Governor Taseer has refused to call a session of the Punjab Assembly to elect a new chief minister because, the governor claims, an aspirant to that office must first prove that he has the requisite numbers to win election. But that’s not what the constitution says. Constitutionally, a special session of the assembly is required to determine if a member of the house has the confidence of its members. If successful, that member, usually the leader of the largest party in the house, must be invited by the governor to become chief minister. Governor Taseer is arrogating to himself a discretion that the constitution simply does not give him.
The blatant illegality is doubly puzzling because now that Chief Justice Iftikhar Chaudhry has been restored the PML-N has ended its boycott of the superior judiciary. Legal experts suggest it wouldn’t take long for the Supreme Court to do away with governor’s rule if an application to such effect is filed. So what is to be gained by prolonging an illegal step that is proving to be politically damaging? The obvious answer is: the president and his team in Punjab are buying time to win over the PML-Q. But the PML-N is clearly not worried about that outcome and has slapped away overtures from the Chaudhries of the PML-Q.
The PML-N has reason to be confident. Even if arm-twisting wins back the forward bloc of the PML-Q and a unified PML-Q supports the PPP, the stench of foul play will stay over the assembly — and it will only strengthen the PML-N’s moral upper hand and increase the party’s support among the electorate.
The one good thing the government is doing is pressing ahead with a review of the disqualification of the Sharif brothers and seeking a stay order in the meantime. Given what’s happening in Punjab it’s clear though that the PPP does not intend to hand the chief minister’s slot back to Shahbaz Sharif. But by being stubborn the PPP is flirting with other dangers too.
In recent weeks, the party has sucked the army back into mediating political crises.

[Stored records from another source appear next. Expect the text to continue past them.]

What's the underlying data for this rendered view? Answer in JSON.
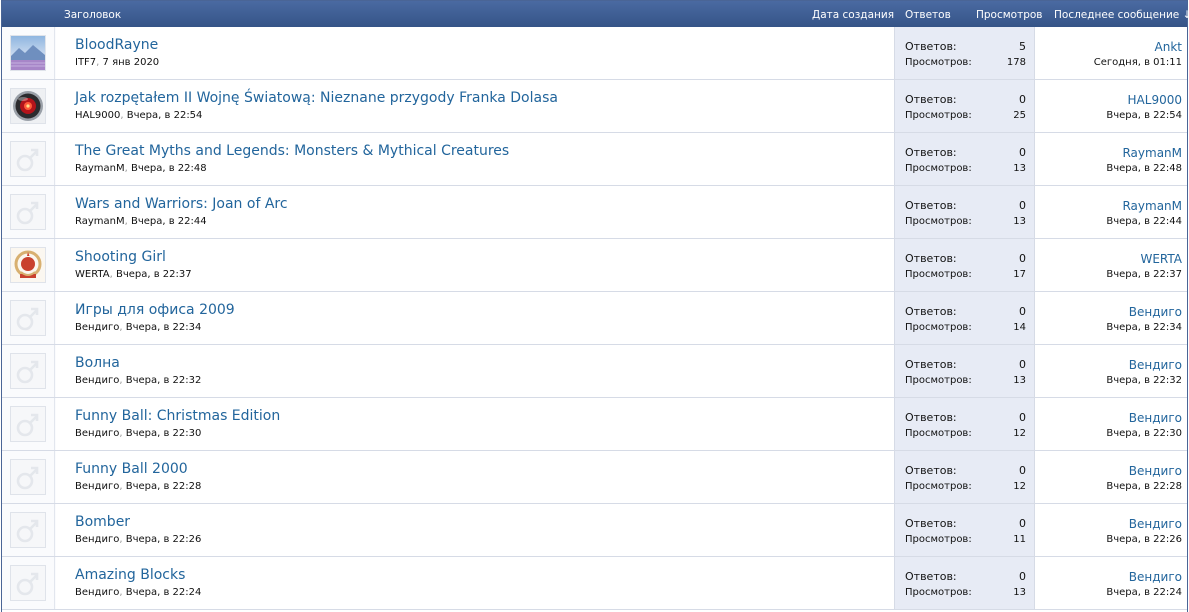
{
  "header": {
    "title": "Заголовок",
    "created": "Дата создания",
    "replies": "Ответов",
    "views": "Просмотров",
    "last_message": "Последнее сообщение ↓"
  },
  "labels": {
    "replies": "Ответов:",
    "views": "Просмотров:",
    "meta_sep": ","
  },
  "threads": [
    {
      "title": "BloodRayne",
      "author": "ITF7",
      "date": "7 янв 2020",
      "replies": "5",
      "views": "178",
      "last_user": "Ankt",
      "last_date": "Сегодня, в 01:11",
      "avatar": "landscape-avatar"
    },
    {
      "title": "Jak rozpętałem II Wojnę Światową: Nieznane przygody Franka Dolasa",
      "author": "HAL9000",
      "date": "Вчера, в 22:54",
      "replies": "0",
      "views": "25",
      "last_user": "HAL9000",
      "last_date": "Вчера, в 22:54",
      "avatar": "hal9000-eye-avatar"
    },
    {
      "title": "The Great Myths and Legends: Monsters & Mythical Creatures",
      "author": "RaymanM",
      "date": "Вчера, в 22:48",
      "replies": "0",
      "views": "13",
      "last_user": "RaymanM",
      "last_date": "Вчера, в 22:48",
      "avatar": "default-male-avatar"
    },
    {
      "title": "Wars and Warriors: Joan of Arc",
      "author": "RaymanM",
      "date": "Вчера, в 22:44",
      "replies": "0",
      "views": "13",
      "last_user": "RaymanM",
      "last_date": "Вчера, в 22:44",
      "avatar": "default-male-avatar"
    },
    {
      "title": "Shooting Girl",
      "author": "WERTA",
      "date": "Вчера, в 22:37",
      "replies": "0",
      "views": "17",
      "last_user": "WERTA",
      "last_date": "Вчера, в 22:37",
      "avatar": "emblem-avatar"
    },
    {
      "title": "Игры для офиса 2009",
      "author": "Вендиго",
      "date": "Вчера, в 22:34",
      "replies": "0",
      "views": "14",
      "last_user": "Вендиго",
      "last_date": "Вчера, в 22:34",
      "avatar": "default-male-avatar"
    },
    {
      "title": "Волна",
      "author": "Вендиго",
      "date": "Вчера, в 22:32",
      "replies": "0",
      "views": "13",
      "last_user": "Вендиго",
      "last_date": "Вчера, в 22:32",
      "avatar": "default-male-avatar"
    },
    {
      "title": "Funny Ball: Christmas Edition",
      "author": "Вендиго",
      "date": "Вчера, в 22:30",
      "replies": "0",
      "views": "12",
      "last_user": "Вендиго",
      "last_date": "Вчера, в 22:30",
      "avatar": "default-male-avatar"
    },
    {
      "title": "Funny Ball 2000",
      "author": "Вендиго",
      "date": "Вчера, в 22:28",
      "replies": "0",
      "views": "12",
      "last_user": "Вендиго",
      "last_date": "Вчера, в 22:28",
      "avatar": "default-male-avatar"
    },
    {
      "title": "Bomber",
      "author": "Вендиго",
      "date": "Вчера, в 22:26",
      "replies": "0",
      "views": "11",
      "last_user": "Вендиго",
      "last_date": "Вчера, в 22:26",
      "avatar": "default-male-avatar"
    },
    {
      "title": "Amazing Blocks",
      "author": "Вендиго",
      "date": "Вчера, в 22:24",
      "replies": "0",
      "views": "13",
      "last_user": "Вендиго",
      "last_date": "Вчера, в 22:24",
      "avatar": "default-male-avatar"
    }
  ]
}
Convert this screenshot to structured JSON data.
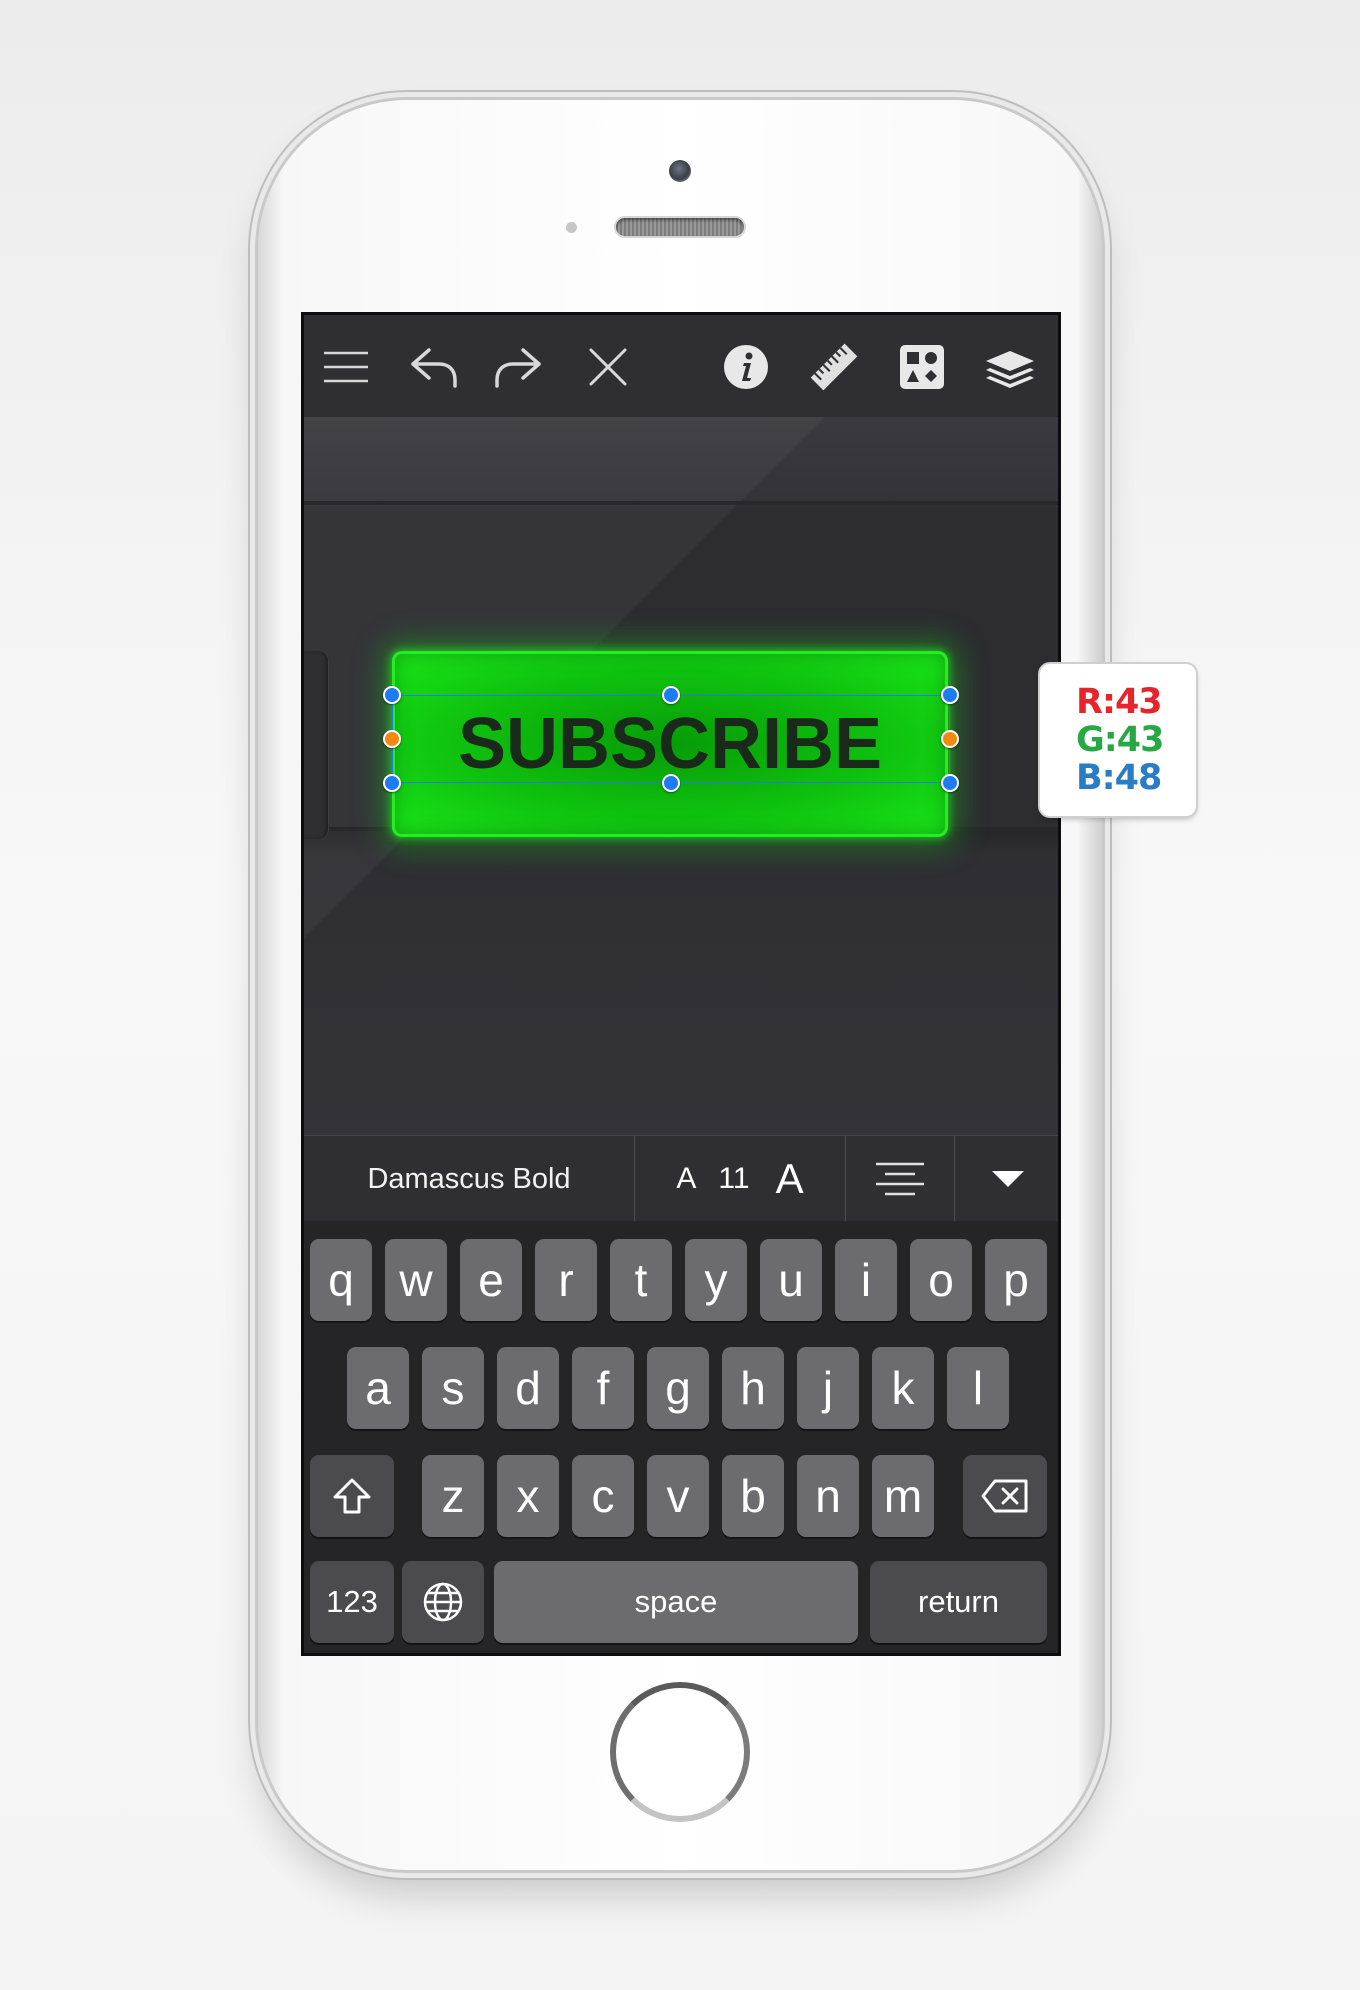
{
  "toolbar": {
    "icons": [
      "menu-icon",
      "undo-icon",
      "redo-icon",
      "close-icon",
      "info-icon",
      "ruler-icon",
      "shapes-icon",
      "layers-icon"
    ]
  },
  "canvas": {
    "button_text": "SUBSCRIBE",
    "button_color": "#10c410",
    "handle_color": "#1d7cf2",
    "midpoint_handle_color": "#f28a12"
  },
  "format_bar": {
    "font_name": "Damascus Bold",
    "size_decrease_label": "A",
    "font_size": "11",
    "size_increase_label": "A"
  },
  "keyboard": {
    "row1": [
      "q",
      "w",
      "e",
      "r",
      "t",
      "y",
      "u",
      "i",
      "o",
      "p"
    ],
    "row2": [
      "a",
      "s",
      "d",
      "f",
      "g",
      "h",
      "j",
      "k",
      "l"
    ],
    "row3": [
      "z",
      "x",
      "c",
      "v",
      "b",
      "n",
      "m"
    ],
    "numbers_label": "123",
    "space_label": "space",
    "return_label": "return"
  },
  "color_readout": {
    "r": "R:43",
    "g": "G:43",
    "b": "B:48",
    "r_color": "#e8242b",
    "g_color": "#27a845",
    "b_color": "#2b7cc7"
  }
}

Gen Kayani has been applauded for his role in the restoration of Chief Justice Chaudhry, but a good choice yesterday can become a bad one tomorrow. Army intervention is bad. Period. One wishes the president would realise that too.